As the third largest economy in
the world, Japan plays a very important role in the world. It is a top trading
partner with the United States, China, and European Union. In 2017, the country
exported goods worth more than $694 billion and imported goods worth more than
$632 billion. Most of these exports went to China ($136 billion), EU, and US
($125 billion). The biggest export goods are vehicles. In 2017, the country
exported vehicles worth more than $101 billion. Other major exports are car
parts, integrated circuits, industrial printers, and machinery.
Therefore, the trade data from Japan
are watched closely by the market. Like China, signs of weakness could mean

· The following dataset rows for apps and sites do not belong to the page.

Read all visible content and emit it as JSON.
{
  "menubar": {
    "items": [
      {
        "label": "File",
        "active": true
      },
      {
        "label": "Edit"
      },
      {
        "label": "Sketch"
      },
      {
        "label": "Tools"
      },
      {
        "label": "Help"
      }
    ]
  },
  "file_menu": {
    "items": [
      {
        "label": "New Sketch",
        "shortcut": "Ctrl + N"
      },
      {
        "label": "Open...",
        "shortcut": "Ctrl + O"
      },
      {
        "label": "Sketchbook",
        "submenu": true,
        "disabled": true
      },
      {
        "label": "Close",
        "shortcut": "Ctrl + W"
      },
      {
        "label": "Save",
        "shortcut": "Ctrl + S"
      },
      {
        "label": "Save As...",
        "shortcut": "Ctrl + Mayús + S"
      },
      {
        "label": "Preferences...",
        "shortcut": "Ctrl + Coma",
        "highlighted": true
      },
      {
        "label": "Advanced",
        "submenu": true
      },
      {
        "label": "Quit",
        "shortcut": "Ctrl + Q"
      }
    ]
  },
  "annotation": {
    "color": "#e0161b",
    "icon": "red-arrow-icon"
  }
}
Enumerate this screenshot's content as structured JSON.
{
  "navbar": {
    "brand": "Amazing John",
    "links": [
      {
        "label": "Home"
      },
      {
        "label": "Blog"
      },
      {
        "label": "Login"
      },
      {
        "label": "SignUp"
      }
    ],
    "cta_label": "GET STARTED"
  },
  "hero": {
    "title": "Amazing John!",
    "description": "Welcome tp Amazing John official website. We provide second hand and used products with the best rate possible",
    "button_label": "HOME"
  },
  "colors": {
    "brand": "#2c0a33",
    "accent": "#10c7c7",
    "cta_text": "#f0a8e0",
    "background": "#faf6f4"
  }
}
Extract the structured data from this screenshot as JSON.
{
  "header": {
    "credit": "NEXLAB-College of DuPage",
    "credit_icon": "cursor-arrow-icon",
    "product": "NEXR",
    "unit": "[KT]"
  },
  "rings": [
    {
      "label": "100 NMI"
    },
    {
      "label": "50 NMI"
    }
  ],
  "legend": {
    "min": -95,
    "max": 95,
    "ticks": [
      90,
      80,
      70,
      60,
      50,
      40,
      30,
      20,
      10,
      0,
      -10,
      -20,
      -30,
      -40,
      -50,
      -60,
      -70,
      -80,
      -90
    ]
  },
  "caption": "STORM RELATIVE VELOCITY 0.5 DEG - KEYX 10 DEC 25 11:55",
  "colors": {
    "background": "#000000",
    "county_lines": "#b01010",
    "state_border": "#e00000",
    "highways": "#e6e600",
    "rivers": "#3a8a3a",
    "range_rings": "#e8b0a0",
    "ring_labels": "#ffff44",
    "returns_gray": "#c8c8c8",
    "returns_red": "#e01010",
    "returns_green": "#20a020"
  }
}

that the world economy is not strong enough. Today, the country released these
trade numbers. In March, the exports contracted by 2.4%, which was better than

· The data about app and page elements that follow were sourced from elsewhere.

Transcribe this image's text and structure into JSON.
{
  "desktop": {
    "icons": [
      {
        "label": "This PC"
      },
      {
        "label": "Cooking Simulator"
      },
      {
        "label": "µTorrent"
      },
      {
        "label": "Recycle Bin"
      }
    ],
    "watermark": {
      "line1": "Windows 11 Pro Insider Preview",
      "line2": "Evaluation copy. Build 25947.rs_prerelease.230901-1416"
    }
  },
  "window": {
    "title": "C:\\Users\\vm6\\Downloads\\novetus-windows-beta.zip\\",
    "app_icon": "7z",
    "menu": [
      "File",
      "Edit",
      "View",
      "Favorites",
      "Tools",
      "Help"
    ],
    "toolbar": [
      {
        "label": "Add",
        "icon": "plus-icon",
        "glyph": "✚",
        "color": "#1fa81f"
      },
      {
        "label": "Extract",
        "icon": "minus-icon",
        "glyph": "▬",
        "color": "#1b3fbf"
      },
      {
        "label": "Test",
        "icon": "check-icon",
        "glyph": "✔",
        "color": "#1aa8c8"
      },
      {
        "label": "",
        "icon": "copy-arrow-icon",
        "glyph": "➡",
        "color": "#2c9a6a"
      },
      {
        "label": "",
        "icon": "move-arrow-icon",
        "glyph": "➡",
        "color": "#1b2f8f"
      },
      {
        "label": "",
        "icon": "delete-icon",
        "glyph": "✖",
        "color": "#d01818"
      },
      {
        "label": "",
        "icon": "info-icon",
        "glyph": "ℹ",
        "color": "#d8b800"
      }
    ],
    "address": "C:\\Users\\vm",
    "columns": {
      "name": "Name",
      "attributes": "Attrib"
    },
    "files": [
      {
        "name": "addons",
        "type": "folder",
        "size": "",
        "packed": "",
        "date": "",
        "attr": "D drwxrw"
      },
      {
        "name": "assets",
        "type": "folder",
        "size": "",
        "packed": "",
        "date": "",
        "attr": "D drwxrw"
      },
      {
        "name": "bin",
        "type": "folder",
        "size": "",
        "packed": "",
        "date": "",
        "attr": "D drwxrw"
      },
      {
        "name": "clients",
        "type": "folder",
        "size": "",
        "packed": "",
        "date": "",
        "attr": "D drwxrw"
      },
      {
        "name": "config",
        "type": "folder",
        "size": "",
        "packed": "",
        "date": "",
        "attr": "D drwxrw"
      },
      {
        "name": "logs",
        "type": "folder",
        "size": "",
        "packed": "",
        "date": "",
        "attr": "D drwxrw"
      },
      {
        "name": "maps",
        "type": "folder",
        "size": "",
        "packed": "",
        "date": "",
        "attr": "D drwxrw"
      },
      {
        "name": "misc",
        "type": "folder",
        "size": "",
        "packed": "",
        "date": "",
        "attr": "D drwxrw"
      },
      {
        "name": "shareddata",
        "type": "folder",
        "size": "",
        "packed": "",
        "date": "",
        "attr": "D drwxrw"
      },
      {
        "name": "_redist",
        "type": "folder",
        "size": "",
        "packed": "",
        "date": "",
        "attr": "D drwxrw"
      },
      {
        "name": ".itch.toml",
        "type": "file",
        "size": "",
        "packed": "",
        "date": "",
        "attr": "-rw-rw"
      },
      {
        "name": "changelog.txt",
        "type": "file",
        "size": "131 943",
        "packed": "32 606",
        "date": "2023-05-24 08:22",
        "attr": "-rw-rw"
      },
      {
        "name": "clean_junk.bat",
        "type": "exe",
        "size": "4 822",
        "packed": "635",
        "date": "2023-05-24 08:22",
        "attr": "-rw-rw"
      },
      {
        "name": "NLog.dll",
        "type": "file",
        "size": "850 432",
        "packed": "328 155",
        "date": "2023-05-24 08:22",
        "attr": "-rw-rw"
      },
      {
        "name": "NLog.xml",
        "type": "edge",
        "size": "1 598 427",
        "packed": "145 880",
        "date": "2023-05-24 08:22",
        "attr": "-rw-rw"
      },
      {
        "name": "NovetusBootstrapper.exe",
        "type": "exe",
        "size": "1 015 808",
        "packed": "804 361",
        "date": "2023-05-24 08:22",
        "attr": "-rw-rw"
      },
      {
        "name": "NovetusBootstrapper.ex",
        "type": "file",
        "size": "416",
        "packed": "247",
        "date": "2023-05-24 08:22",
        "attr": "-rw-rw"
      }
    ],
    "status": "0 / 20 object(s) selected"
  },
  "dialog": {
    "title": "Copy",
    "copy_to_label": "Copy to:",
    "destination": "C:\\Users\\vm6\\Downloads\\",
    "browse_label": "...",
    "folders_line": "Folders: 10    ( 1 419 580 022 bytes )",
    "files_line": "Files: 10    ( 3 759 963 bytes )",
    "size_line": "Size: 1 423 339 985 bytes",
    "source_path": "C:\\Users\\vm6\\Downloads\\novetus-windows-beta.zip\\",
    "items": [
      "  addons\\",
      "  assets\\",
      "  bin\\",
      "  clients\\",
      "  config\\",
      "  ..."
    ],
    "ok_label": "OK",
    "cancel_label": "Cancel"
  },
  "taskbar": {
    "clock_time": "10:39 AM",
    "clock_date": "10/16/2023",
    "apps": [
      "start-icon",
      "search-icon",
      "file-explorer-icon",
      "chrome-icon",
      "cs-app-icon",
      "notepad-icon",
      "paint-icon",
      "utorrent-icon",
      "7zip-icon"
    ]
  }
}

the decline of 2.7% that was expected. The exports have been falling since
December last year. Imports on the other hand rose by 1.1%, which was a smaller
increase than the 2.6% that was expected. In February, the imports had
contracted by 6.6%. As a result of better exports and weaker imports, the
country’s trade surplus increased to ¥529 billion, which was higher than the
expected ¥372 billion. This was the biggest increase in surplus since July
2018. The adjusted trade deficit was at ¥0.18 trillion.
The country also released the
industrial production number for February. This data measures the change in the
total inflation-adjusted value of output produced by manufacturers, mines, and
utilities. In the month, the industrial production increased by 0.7%, which was
lower than the expected 1.4%. The capacity utilization refers to the extent to
which an enterprise or country uses its installed productive capacity. In the
month, the capacity utilization rose by 1.0%, which was better than expected.
It was the highest it has been since December last year.
This data shows that the Japanese
economy is likely not as weak as the market expects. The biggest challenge the
economy is facing is the low rate of inflation. This is mainly because the
population is aging, the consumer spending is not that high, and the people
tend to work and save too much. This presents a major risk to the economy in
case of a global recession. This is because with the interest rates being in
the negative territory, and with quantitative easing continuing, the bank does
not have the tools to deal with such a situation.
The USD/JPY pair has been gaining this
week. The pair has jumped from a low of 110.87 to a weekly high of 112.16. On
the chart below, the price is along the 50-day and 25-day moving averages. The
MACD has remained relatively unchanged. In the near term, the pair could drop
to the 50% Fibonacci Retracement level of 111.50.